That's right, I'm talking about the five human senses: sight, hearing, touch, taste, and smell. A computer that was highly intelligent, with machine learning capabilities, but could also interact with the sensory environment: That would be a trip beyond Watson, right?
That's just what IBM's "5 in 5" (five innovations that will change our world in five years) is predicting.
We're talking about precisely these possibilities in our new Web Wise World tutorial, in which Paul Bloom, IBM's CTO for Telcom Research, takes you on a journey through each of the five senses, showing how cognitive computing will soon be able to reproduce versions of them, together with the implications some of these developments will have for commerce.

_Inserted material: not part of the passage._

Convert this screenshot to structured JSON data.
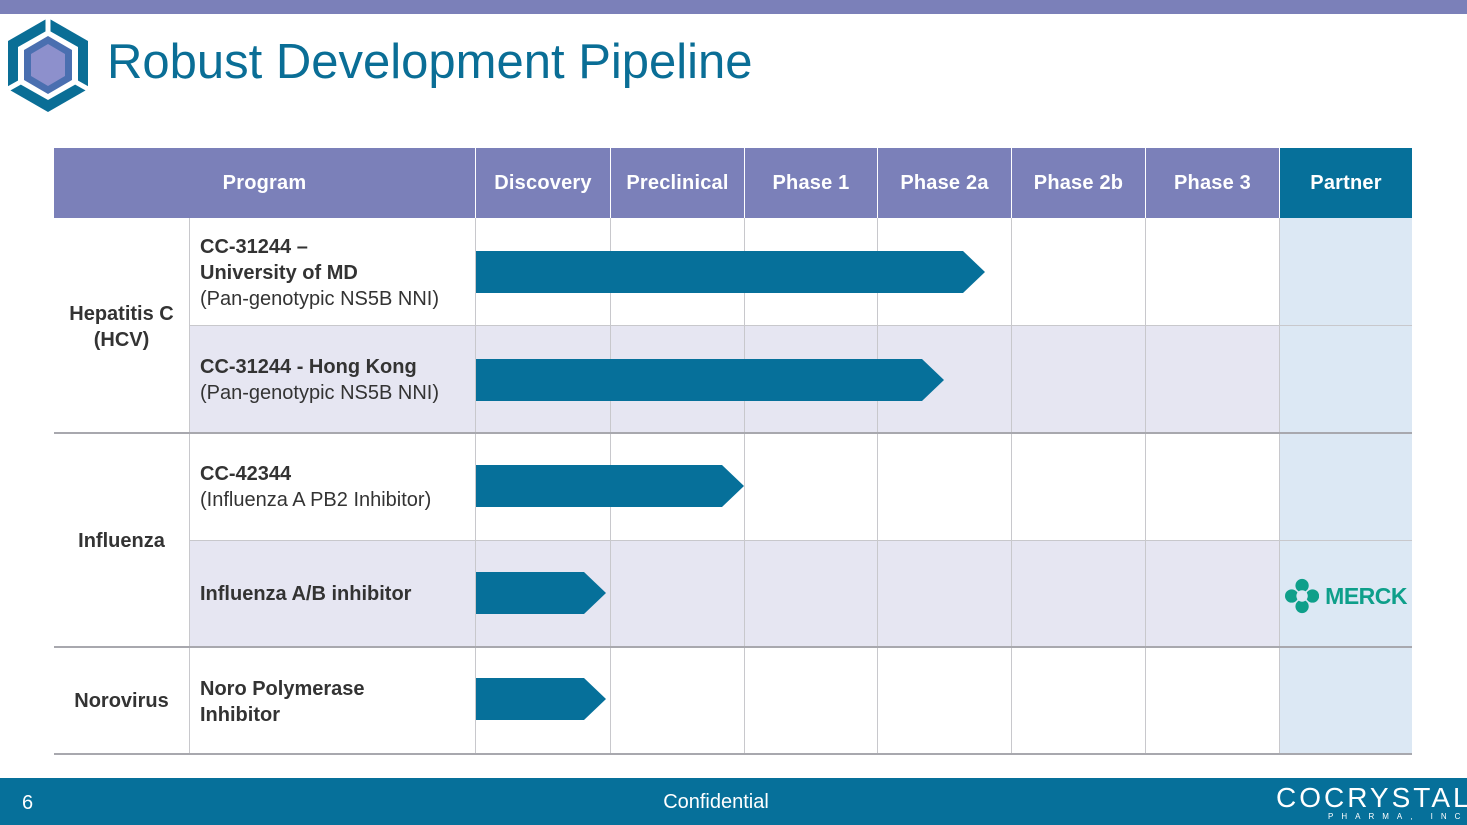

For example, take touch. Cognitive computing, together with haptic technology, will employ vibrations to deliver the precise tactile textures of remote products -- a silk shirt, say, or a pair of gloves you've found while shopping on your smartphone.
Cognitive computing will be able to use smell to analyse the thousands of potential biomarkers we expel each time we inhale, and use this as a healthcare diagnostic tool.
The possibilities are limitless, as are the potential business applications. With computers no longer restricted to deductive reasoning, but able to emulate inductive reasoning by making contextual observations, they will increasingly be able to understand, and act to enhance, human experiences. Enterprises will benefit by being able to better understand customers' needs and develop better products.
A telecom industry veteran, Paul Bloom helped develop telco applications for the Watson Deep Q&A technology. He's a great guide to this new era of computing. Enjoy his videos, and don't forget to ask him a question -- and take our Web Wise World Poll -- here.
A world of feeling awaits.
— Kim Davis , Community Editor, Internet Evolution